**Web page and app entries**
--------------------

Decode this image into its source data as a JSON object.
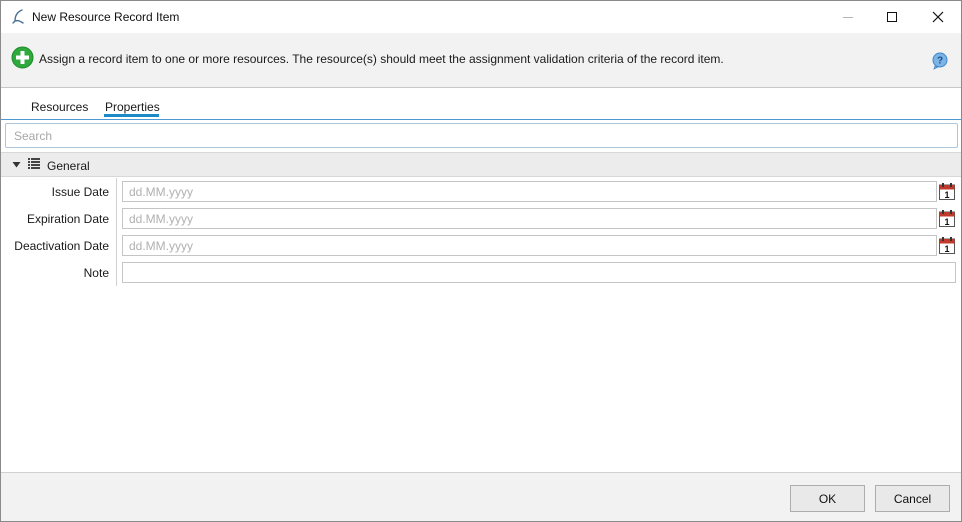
{
  "window": {
    "title": "New Resource Record Item"
  },
  "header": {
    "message": "Assign a record item to one or more resources. The resource(s) should meet the assignment validation criteria of the record item.",
    "add_icon": "add-circle-icon",
    "help_icon": "help-icon"
  },
  "tabs": [
    {
      "label": "Resources",
      "active": false
    },
    {
      "label": "Properties",
      "active": true
    }
  ],
  "search": {
    "placeholder": "Search",
    "value": ""
  },
  "group": {
    "title": "General",
    "expanded": true
  },
  "properties": [
    {
      "label": "Issue Date",
      "placeholder": "dd.MM.yyyy",
      "value": "",
      "has_calendar": true
    },
    {
      "label": "Expiration Date",
      "placeholder": "dd.MM.yyyy",
      "value": "",
      "has_calendar": true
    },
    {
      "label": "Deactivation Date",
      "placeholder": "dd.MM.yyyy",
      "value": "",
      "has_calendar": true
    },
    {
      "label": "Note",
      "placeholder": "",
      "value": "",
      "has_calendar": false
    }
  ],
  "footer": {
    "ok_label": "OK",
    "cancel_label": "Cancel"
  },
  "colors": {
    "accent": "#1b8ac7",
    "add_icon_green": "#2eaa3c",
    "calendar_red": "#c0392b"
  }
}
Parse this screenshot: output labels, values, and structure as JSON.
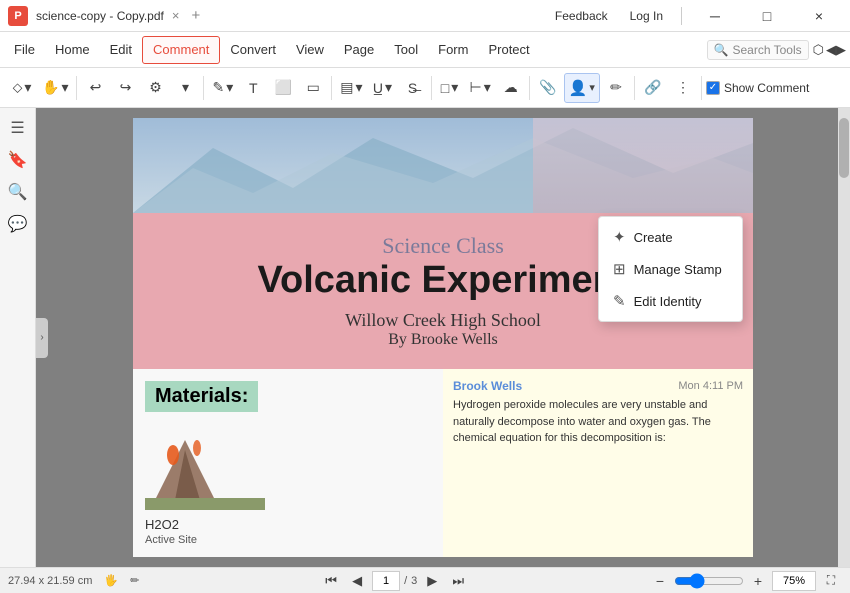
{
  "titlebar": {
    "app_icon": "P",
    "title": "science-copy - Copy.pdf",
    "close_tab": "×",
    "new_tab": "+",
    "feedback": "Feedback",
    "login": "Log In",
    "minimize": "─",
    "maximize": "□",
    "close": "×"
  },
  "menubar": {
    "items": [
      "File",
      "Home",
      "Edit",
      "Comment",
      "Convert",
      "View",
      "Page",
      "Tool",
      "Form",
      "Protect"
    ],
    "active": "Comment",
    "search_placeholder": "Search Tools"
  },
  "toolbar": {
    "show_comment": "Show Comment"
  },
  "pdf": {
    "title_sub": "Science Class",
    "title_main": "Volcanic Experiment",
    "school": "Willow Creek High School",
    "author": "By Brooke Wells",
    "materials_label": "Materials:",
    "material1": "H2O2",
    "material2": "Active Site",
    "note_author": "Brook Wells",
    "note_time": "Mon 4:11 PM",
    "note_text": "Hydrogen peroxide molecules are very unstable and naturally decompose into water and oxygen gas. The chemical equation for this decomposition is:"
  },
  "bottombar": {
    "dimensions": "27.94 x 21.59 cm",
    "page_current": "1",
    "page_total": "3",
    "zoom_level": "75%"
  },
  "dropdown": {
    "items": [
      {
        "label": "Create",
        "icon": "+"
      },
      {
        "label": "Manage Stamp",
        "icon": "⊞"
      },
      {
        "label": "Edit Identity",
        "icon": "✎"
      }
    ]
  }
}
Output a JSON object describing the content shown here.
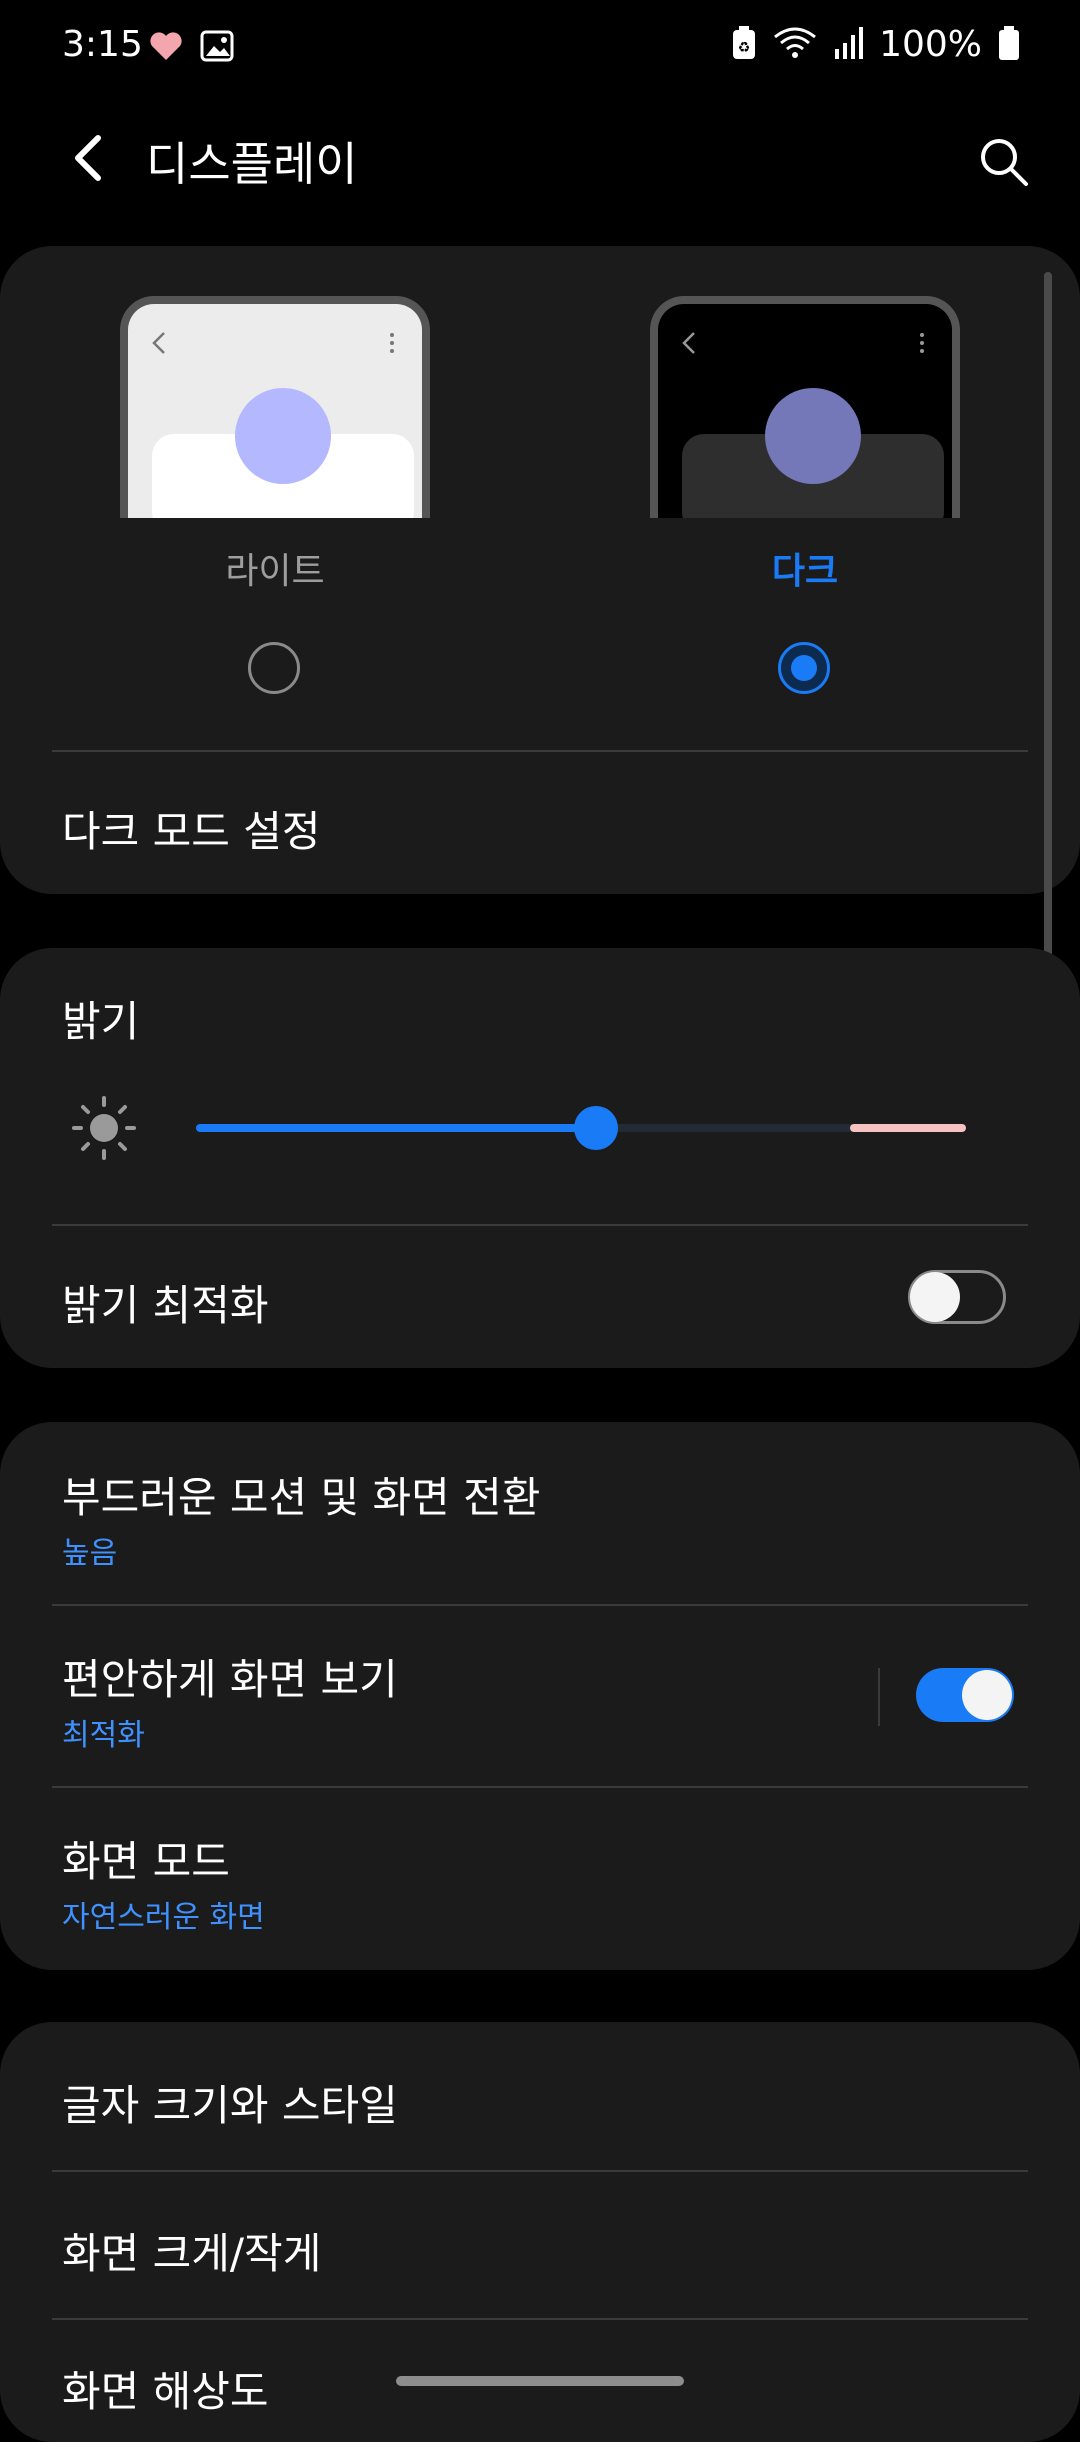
{
  "status_bar": {
    "time": "3:15",
    "battery_percent": "100%",
    "left_icons": [
      "heart-icon",
      "gallery-icon"
    ],
    "right_icons": [
      "battery-saver-icon",
      "wifi-icon",
      "signal-icon",
      "battery-icon"
    ]
  },
  "app_bar": {
    "title": "디스플레이",
    "back_icon": "back-arrow-icon",
    "search_icon": "search-icon"
  },
  "theme": {
    "light_label": "라이트",
    "dark_label": "다크",
    "selected": "dark",
    "dark_mode_settings": "다크 모드 설정"
  },
  "brightness": {
    "title": "밝기",
    "level_percent": 52,
    "adaptive_label": "밝기 최적화",
    "adaptive_on": false
  },
  "motion": {
    "title": "부드러운 모션 및 화면 전환",
    "value": "높음"
  },
  "eye_comfort": {
    "title": "편안하게 화면 보기",
    "value": "최적화",
    "enabled": true
  },
  "screen_mode": {
    "title": "화면 모드",
    "value": "자연스러운 화면"
  },
  "font": {
    "title": "글자 크기와 스타일"
  },
  "zoom": {
    "title": "화면 크게/작게"
  },
  "resolution": {
    "title": "화면 해상도"
  },
  "colors": {
    "accent": "#1a7bf6",
    "subtext": "#3e91ff",
    "card_bg": "#1b1b1b"
  }
}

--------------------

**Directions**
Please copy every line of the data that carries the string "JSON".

**Output below**
Decode this image into its source data as a JSON object.
Parse this screenshot: output labels, values, and structure as JSON.
Output a JSON object describing the content shown here.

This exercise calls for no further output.